THE TASK -
Find the word "Spam" in the listing below, then return every line it appears in.

RECORDED INFORMATION -
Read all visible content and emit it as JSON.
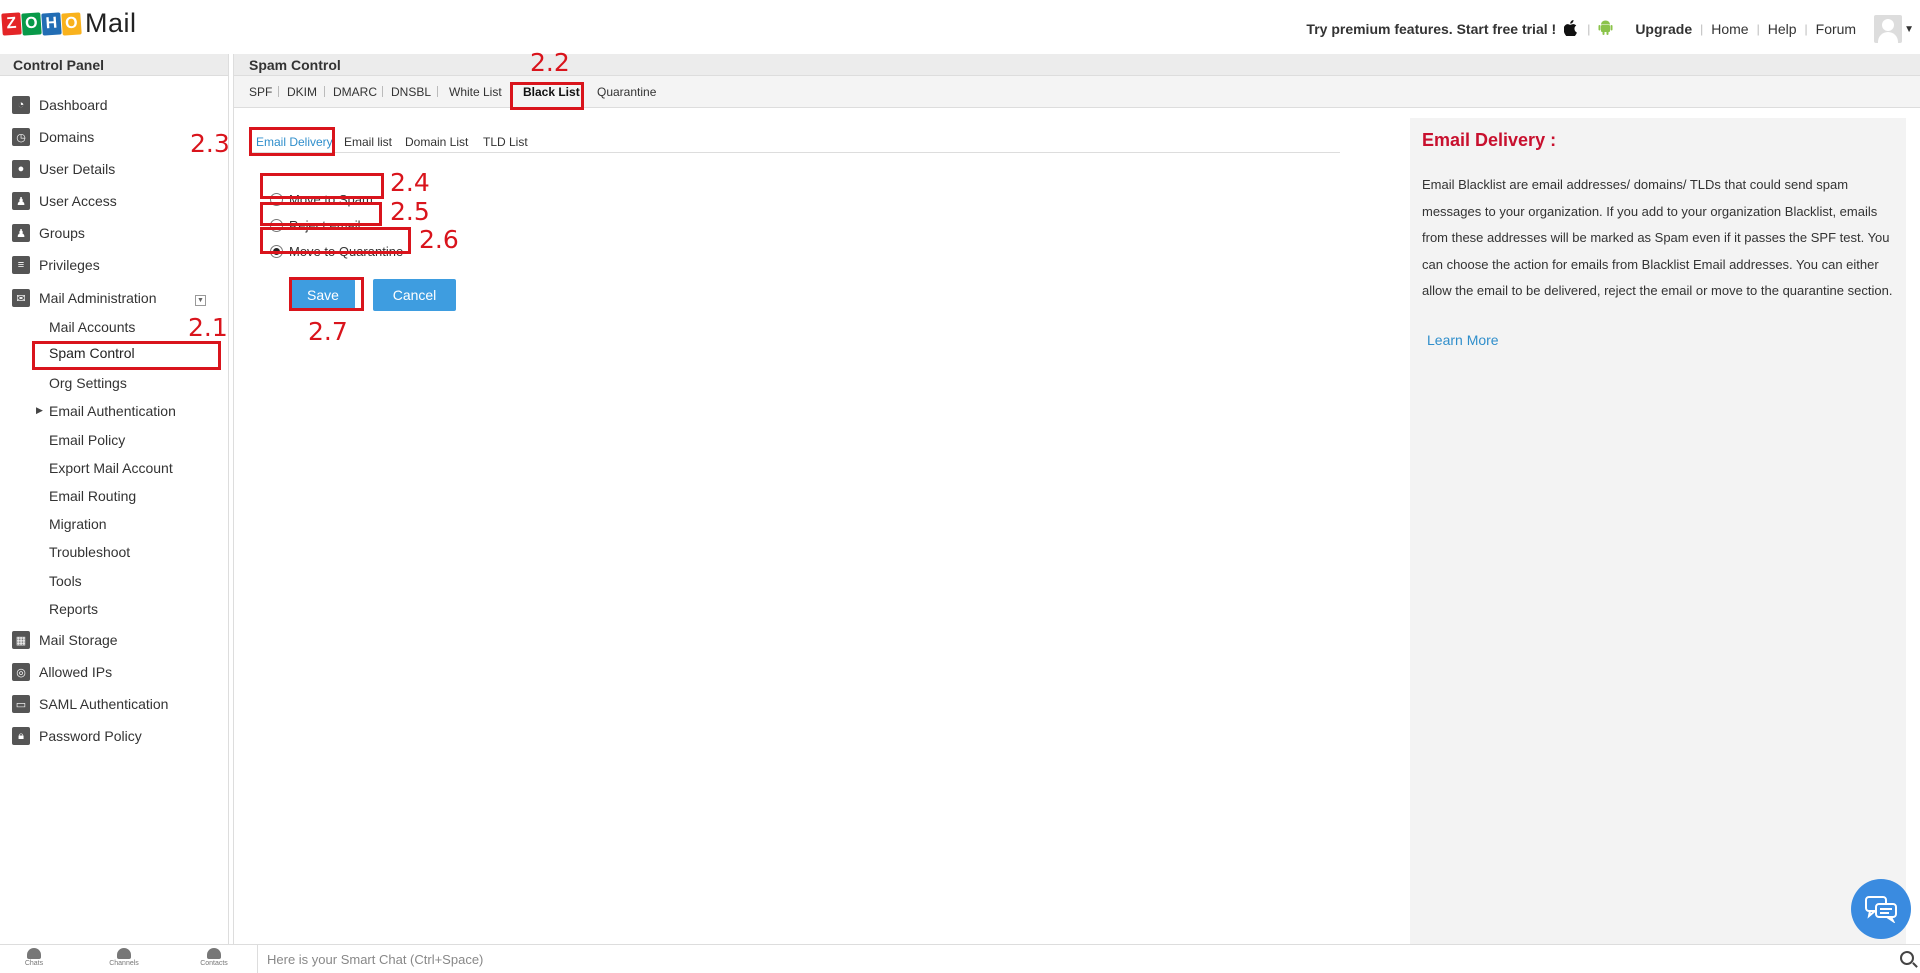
{
  "app": {
    "logo_letters": [
      "Z",
      "O",
      "H",
      "O"
    ],
    "logo_colors": [
      "#e42527",
      "#089949",
      "#226db4",
      "#f9b21d"
    ],
    "logo_text": "Mail"
  },
  "topbar": {
    "trial_text": "Try premium features. Start free trial !",
    "links": {
      "upgrade": "Upgrade",
      "home": "Home",
      "help": "Help",
      "forum": "Forum"
    },
    "icons": [
      "apple-icon",
      "android-icon",
      "avatar"
    ]
  },
  "sidebar": {
    "header": "Control Panel",
    "items": {
      "dashboard": "Dashboard",
      "domains": "Domains",
      "user_details": "User Details",
      "user_access": "User Access",
      "groups": "Groups",
      "privileges": "Privileges",
      "mail_administration": "Mail Administration",
      "mail_storage": "Mail Storage",
      "allowed_ips": "Allowed IPs",
      "saml_authentication": "SAML Authentication",
      "password_policy": "Password Policy"
    },
    "sub_items": {
      "mail_accounts": "Mail Accounts",
      "spam_control": "Spam Control",
      "org_settings": "Org Settings",
      "email_authentication": "Email Authentication",
      "email_policy": "Email Policy",
      "export_mail_account": "Export Mail Account",
      "email_routing": "Email Routing",
      "migration": "Migration",
      "troubleshoot": "Troubleshoot",
      "tools": "Tools",
      "reports": "Reports"
    },
    "selected": "Spam Control"
  },
  "main": {
    "header": "Spam Control",
    "tabs": {
      "spf": "SPF",
      "dkim": "DKIM",
      "dmarc": "DMARC",
      "dnsbl": "DNSBL",
      "white_list": "White List",
      "black_list": "Black List",
      "quarantine": "Quarantine"
    },
    "active_tab": "Black List",
    "subtabs": {
      "email_delivery": "Email Delivery",
      "email_list": "Email list",
      "domain_list": "Domain List",
      "tld_list": "TLD List"
    },
    "active_subtab": "Email Delivery",
    "options": {
      "move_to_spam": "Move to Spam",
      "reject_email": "Reject email",
      "move_to_quarantine": "Move to Quarantine"
    },
    "selected_option": "Move to Quarantine",
    "buttons": {
      "save": "Save",
      "cancel": "Cancel"
    }
  },
  "annotations": {
    "a21": "2.1",
    "a22": "2.2",
    "a23": "2.3",
    "a24": "2.4",
    "a25": "2.5",
    "a26": "2.6",
    "a27": "2.7"
  },
  "info_panel": {
    "title": "Email Delivery :",
    "body": "Email Blacklist are email addresses/ domains/ TLDs that could send spam messages to your organization. If you add to your organization Blacklist, emails from these addresses will be marked as Spam even if it passes the SPF test. You can choose the action for emails from Blacklist Email addresses. You can either allow the email to be delivered, reject the email or move to the quarantine section.",
    "link": "Learn More"
  },
  "bottombar": {
    "chats": "Chats",
    "channels": "Channels",
    "contacts": "Contacts",
    "smartchat_placeholder": "Here is your Smart Chat (Ctrl+Space)"
  },
  "colors": {
    "accent": "#3e9de0",
    "annotation_red": "#d9141c",
    "info_title": "#c8102e",
    "link": "#2f8ecb"
  }
}
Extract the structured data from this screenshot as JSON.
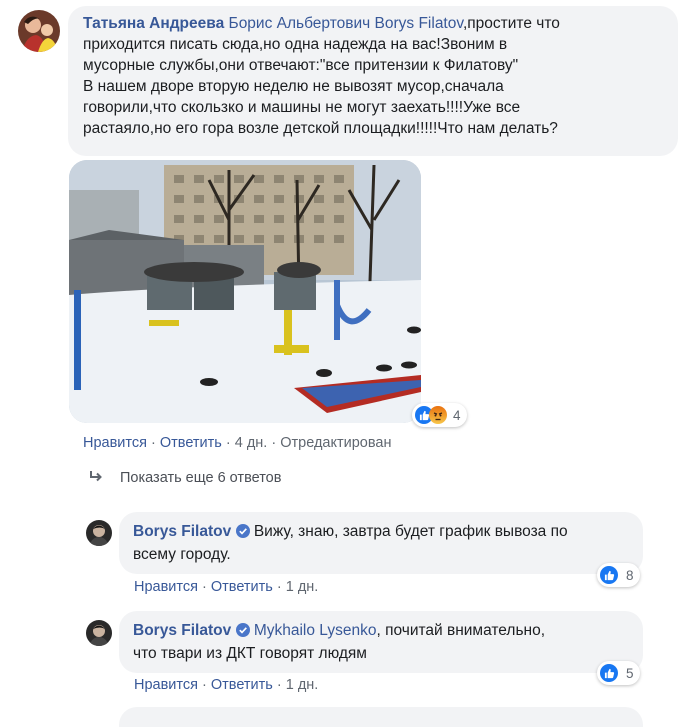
{
  "comment_main": {
    "author": "Татьяна Андреева",
    "mention1": "Борис Альбертович",
    "mention2": "Borys Filatov",
    "line1_tail": ",простите что",
    "lines": [
      "приходится писать сюда,но одна надежда на вас!Звоним в",
      "мусорные службы,они отвечают:\"все притензии к Филатову\"",
      "В нашем дворе вторую неделю не вывозят мусор,сначала",
      "говорили,что скользко и машины не могут заехать!!!!Уже все",
      "растаяло,но его гора возле детской площадки!!!!!Что нам делать?"
    ],
    "reactions_count": "4",
    "actions": {
      "like": "Нравится",
      "reply": "Ответить",
      "time": "4 дн.",
      "edited": "Отредактирован"
    }
  },
  "show_more": {
    "label": "Показать еще 6 ответов"
  },
  "replies": [
    {
      "author": "Borys Filatov",
      "text_line1": "Вижу, знаю, завтра будет график вывоза по",
      "text_line2": "всему городу.",
      "reactions_count": "8",
      "actions": {
        "like": "Нравится",
        "reply": "Ответить",
        "time": "1 дн."
      }
    },
    {
      "author": "Borys Filatov",
      "mention": "Mykhailo Lysenko",
      "text_line1_tail": ", почитай внимательно,",
      "text_line2": "что твари из ДКТ говорят людям",
      "reactions_count": "5",
      "actions": {
        "like": "Нравится",
        "reply": "Ответить",
        "time": "1 дн."
      }
    }
  ],
  "colors": {
    "link": "#385898",
    "bubble": "#f2f3f5",
    "like_blue": "#1877f2",
    "meta": "#606770"
  },
  "icons": [
    "verified-badge-icon",
    "reply-arrow-icon",
    "like-reaction-icon",
    "angry-reaction-icon"
  ]
}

ANSWER SPACE -
      "spam_control": "Spam Control",
    "selected": "Spam Control"
    "header": "Spam Control",
      "move_to_spam": "Move to Spam",
    "body": "Email Blacklist are email addresses/ domains/ TLDs that could send spam messages to your organization. If you add to your organization Blacklist, emails from these addresses will be marked as Spam even if it passes the SPF test. You can choose the action for emails from Blacklist Email addresses. You can either allow the email to be delivered, reject the email or move to the quarantine section.",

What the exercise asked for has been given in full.